Before dusting this book off my shelf, the only dystopian novels I’d read were Fahrenheit 451 by Ray Bradbury and the YA trilogy, The Hunger Games by Suzanne Collins, both of which I’d enjoyed thoroughly. Though they’re both thought-provoking and impactful in their own ways, nothing compares to the chilling power that is 1984.
If you’ve ever heard the terms Big Brother, Double Think, Newspeak… these were all coined from this haunting dystopian novel written in 1949.
This book wasn’t meant to be a prophecy of the then near-future, but a warning on how our world could — or would — transform if we continue on our path of destruction and lose our humanity. If the world ceases to be a place of thought and wonder and imagination, and sinks into a dark realm in which freedom is no longer a concept understood by the masses, let alone a word in the dictionary.
And it makes sense that Orwell, whose real name was Eric Blair (George Orwell was a pen name), would write such a book. Not only was he a political essayist and novelist living during a war-torn era, he despised totalitarianism, which makes 1984 then a hyperbole of government domination. The heavy, dark tone of the book was most likely a reflection of attitudes and moods after World War II.
“It was curious to think that the sky was the same for everybody, in Eurasia or Eastasia as well as here. And the people under the sky were also very much the same — everywhere, all over the world, hundreds or thousands of millions of people just like this, people ignorant of one another’s existence, held apart by walls of hatred and lies, and yet almost exactly the same — people who had never learned to think but were storing up in their hearts and bellies and muscles the power that would one day overturn the world.” George Orwell, 1984
This is a book that creeps up on you. It starts at the micro level and widens with each chapter, before jolting you into a wave of emotion. Orwell takes his time setting up the stage, intimately introducing us to his protagonist, Winston Smith, and the world in which he… exists.
I was disturbed, yet very much intrigued, by the eerie world that Orwell gradually reveals. From the very first line it’s clear that the world of the book is unlike ours (a great thing to note for writers; crafting time and place is not always easy). The details of Orwell’s world in the year 1984 dance right out of the page.
Orwell covers the type of food and drink that’s consumed, the clothing, the living quarters, the buildings, the streets, the expressions or lack-thereof on people’s faces, people’s mannerisms and moods, the lyrics of songs that are sung, even the language that’s used, and its direct translations. Leaving barely any specifics to the imagination, his precision serves a very keen purpose.
Towards the end I felt like I had been immersed in a nightmare, and that’s exactly what 1984 sets out to portray.
The third-person narrative follows the story of middle-aged Winston Smith.

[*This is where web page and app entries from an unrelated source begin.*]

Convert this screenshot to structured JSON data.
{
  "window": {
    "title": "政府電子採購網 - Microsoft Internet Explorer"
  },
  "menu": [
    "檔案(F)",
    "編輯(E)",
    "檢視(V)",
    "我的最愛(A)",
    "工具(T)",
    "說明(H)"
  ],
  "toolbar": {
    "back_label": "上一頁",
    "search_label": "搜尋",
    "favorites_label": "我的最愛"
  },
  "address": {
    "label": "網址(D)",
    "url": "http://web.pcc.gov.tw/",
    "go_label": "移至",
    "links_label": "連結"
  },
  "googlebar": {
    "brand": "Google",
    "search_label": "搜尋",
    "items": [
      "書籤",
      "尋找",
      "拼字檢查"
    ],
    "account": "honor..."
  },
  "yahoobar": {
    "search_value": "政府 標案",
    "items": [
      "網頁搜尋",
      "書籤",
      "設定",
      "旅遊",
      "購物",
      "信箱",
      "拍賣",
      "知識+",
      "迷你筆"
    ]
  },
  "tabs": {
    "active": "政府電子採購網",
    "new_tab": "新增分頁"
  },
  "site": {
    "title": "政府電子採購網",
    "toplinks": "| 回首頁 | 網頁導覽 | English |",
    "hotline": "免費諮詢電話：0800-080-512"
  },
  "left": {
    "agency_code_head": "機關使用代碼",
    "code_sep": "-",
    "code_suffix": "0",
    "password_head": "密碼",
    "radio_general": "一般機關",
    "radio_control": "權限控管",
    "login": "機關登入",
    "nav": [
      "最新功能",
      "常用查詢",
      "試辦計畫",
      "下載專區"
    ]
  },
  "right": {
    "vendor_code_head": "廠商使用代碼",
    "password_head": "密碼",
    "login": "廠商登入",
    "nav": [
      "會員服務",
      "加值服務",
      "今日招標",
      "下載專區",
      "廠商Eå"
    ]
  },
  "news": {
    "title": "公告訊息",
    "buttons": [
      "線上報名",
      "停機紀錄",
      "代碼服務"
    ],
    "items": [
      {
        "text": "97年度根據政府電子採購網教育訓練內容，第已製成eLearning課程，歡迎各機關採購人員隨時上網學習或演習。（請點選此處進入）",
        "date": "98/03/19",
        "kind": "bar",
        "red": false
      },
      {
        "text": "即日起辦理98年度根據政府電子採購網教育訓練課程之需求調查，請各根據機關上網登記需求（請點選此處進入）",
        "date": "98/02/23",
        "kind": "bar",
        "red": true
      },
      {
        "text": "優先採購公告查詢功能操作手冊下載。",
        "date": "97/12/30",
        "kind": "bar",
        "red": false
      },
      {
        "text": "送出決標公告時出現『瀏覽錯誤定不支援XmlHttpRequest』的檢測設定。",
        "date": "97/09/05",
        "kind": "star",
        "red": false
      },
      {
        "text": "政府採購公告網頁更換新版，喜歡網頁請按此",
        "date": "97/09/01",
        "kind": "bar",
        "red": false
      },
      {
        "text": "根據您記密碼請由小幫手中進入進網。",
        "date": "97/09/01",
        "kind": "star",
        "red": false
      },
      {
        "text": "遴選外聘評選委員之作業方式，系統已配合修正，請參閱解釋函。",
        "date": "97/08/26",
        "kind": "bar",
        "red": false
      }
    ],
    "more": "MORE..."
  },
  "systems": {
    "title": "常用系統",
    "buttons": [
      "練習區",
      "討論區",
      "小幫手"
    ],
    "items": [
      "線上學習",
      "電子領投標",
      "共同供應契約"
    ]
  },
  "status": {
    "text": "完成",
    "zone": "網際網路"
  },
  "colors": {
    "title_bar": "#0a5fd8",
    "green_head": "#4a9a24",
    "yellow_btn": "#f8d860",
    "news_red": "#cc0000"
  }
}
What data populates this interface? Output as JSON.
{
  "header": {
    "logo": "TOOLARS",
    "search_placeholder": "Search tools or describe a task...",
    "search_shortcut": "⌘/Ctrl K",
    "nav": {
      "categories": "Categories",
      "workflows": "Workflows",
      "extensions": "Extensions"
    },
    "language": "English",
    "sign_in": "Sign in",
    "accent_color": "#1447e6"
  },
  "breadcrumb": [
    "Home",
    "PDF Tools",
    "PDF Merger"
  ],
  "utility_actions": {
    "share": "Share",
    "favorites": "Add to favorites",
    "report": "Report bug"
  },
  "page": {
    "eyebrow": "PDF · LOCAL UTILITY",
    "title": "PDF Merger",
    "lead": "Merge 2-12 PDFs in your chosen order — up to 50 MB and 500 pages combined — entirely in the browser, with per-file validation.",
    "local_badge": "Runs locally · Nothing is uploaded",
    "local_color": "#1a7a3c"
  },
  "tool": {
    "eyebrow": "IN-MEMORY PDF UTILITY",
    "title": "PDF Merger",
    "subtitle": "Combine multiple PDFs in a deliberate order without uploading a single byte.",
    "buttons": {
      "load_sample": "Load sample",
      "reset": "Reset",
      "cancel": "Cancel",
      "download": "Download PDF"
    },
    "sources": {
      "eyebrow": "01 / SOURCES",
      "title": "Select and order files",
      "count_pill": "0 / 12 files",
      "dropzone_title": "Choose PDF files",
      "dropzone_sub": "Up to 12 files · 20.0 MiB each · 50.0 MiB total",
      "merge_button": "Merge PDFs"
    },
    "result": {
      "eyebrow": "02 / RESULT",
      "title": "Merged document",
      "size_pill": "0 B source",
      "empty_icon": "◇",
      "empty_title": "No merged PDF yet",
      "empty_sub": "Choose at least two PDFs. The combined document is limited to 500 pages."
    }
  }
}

We learn about Orwell’s vision of 1984 through Smith’s eyes and internal monologues. He is our guide through this unfamiliar world that ends up resembling certain aspects of our current day: the feeling of being constantly watched, monitored, and contained — the struggle between wanting to fit in and wanting to be free from that pressure. (And indeed with each year that goes by, 1984 becomes more and more relevant.)
Orwell’s precise prose make Winston’s desires our own; his fear, distrust, and desperation we come to understand as though we were born in his world. As a writer, I appreciated this accomplishment because it’s so hard to create the circumstances by which your reader can completely understand the high stakes of a world they’ve never experienced. This begs for the book to be read again as a writer.
One of my favorite aspects of 1984 is that it tackles the essence of Truth. Orwell challenges us to question what Truth is — if it’s a figment of our own making that can be altered and erased, or an eternally rooted reality. He makes you think about how society may be brainwashing you, or striving to mold you, your thoughts and ideals, in ways you were previously unaware, simply because you perceive what’s around you as the norm. You are made to question the norm and your role in perpetuating certain perceptions.
As applied to our world today, this case in Saudi Arabia where a blogger was prosecuted for speaking his mind, for speaking out against what is deemed as definitive truth in that society, came to mind. This article too made me think about some of the concepts that Orwell dissects in his book.
“It was as though some huge force were pressing down upon you — something that penetrated inside your skull, battering against your brain, frightening you out of your beliefs, persuading you, almost, to deny the evidence of your senses.” George Orwell, 1984
1984 is a struggle between the individual and the larger entity that is government and society. It’s about power, oppression, and control — and the role technology can play in all of these. It challenges us to think about what makes us human, what can happen if we don’t live our lives, and rule our world, in accordance with those values. And it presents to us two important questions:
Can human beings lose their humanity to the point of no return?
Can we handle the enormous responsibility that comes from achieving great power, without shattering the moral compass?
In short, this is a book that stays with you. You begin to find traces of its allusions all around as you go about your day. It’s a book you could read over and over and discover new meanings and symbols each time… no wonder its significance has endured throughout the decades.
So if you’re in the mood for a fun, light read, I’d encourage you to look elsewhere. But if you’re interested in a psychological horror story, one that will analyze human thought, society, and behavior, that will nudge you into asking philosophical questions about man’s innate nature and the structure of our world, then this book will take you on a memorable ride. One that will inevitably tilt the lens through which you view the world, if only slightly.
Have you read 1984?